Jean-Herve Jezequel, Sahel director for the International Crisis Group think tank, told AFP that conventional military engagement had failed to deliver a knockout blow.
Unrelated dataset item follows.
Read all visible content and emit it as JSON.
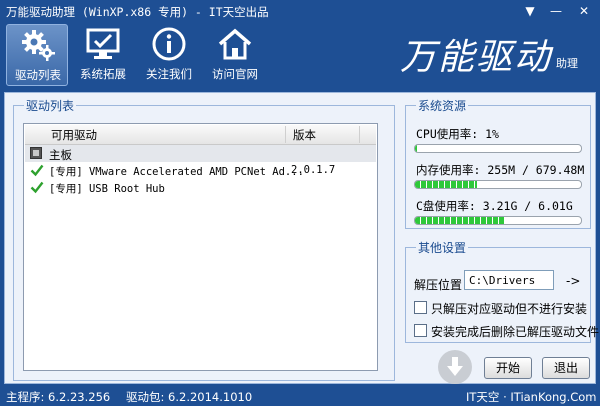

The jihadists “are capable of turning their backs, bypassing the system, and continuing”, he said.
Last year, France upped its Barkhane mission in the Sahel from 4,500 troops to 5,100 — a move that precipitated a string of apparent military successes.
French forces killed the leader of the notorious Al-Qaeda in the Islamic Maghreb (AQIM), Abdelmalek Droukdel, as well as a military chief of the Al-Qaeda-affiliated Group to Support Islam and Muslims (GSIM).
But attacks in December and January have brought the number of French combat deaths in Mali to 50, prompting soul-searching at home about Barkhane’s cost and usefulness.
Macron last month opened the door to a drawdown, suggesting France may “adjust” its military commitment.
To lighten the load, France is hoping for more military support from its European partners through the Takuba Task Force that assists Mali in its fight against jihadists.
The Sahel armies, for their part, have been unable to pick up the slack.
In 2017, the five countries initiated a planned 5,000-strong pooled force, but it remains hobbled by lack of funds, poor equipment, and inadequate training.
While acknowledging the alliance’s weak points, Chad’s Deby on Monday “urged all member states to get on with making the joint G5 Sahel force self-sufficient, by giving it its own financial and logistical resources.”
Paris also hopes last year’s successes can strengthen political reform in the Sahel states, where weak governance has fuelled frustration and instability.
“The socio-economic situation in our countries isn’t gleaming… we’re appealing urgently to all our partners to give us the additional resources they promised,” Deby said, underlining “debt cancellation” as a priority for regional governments.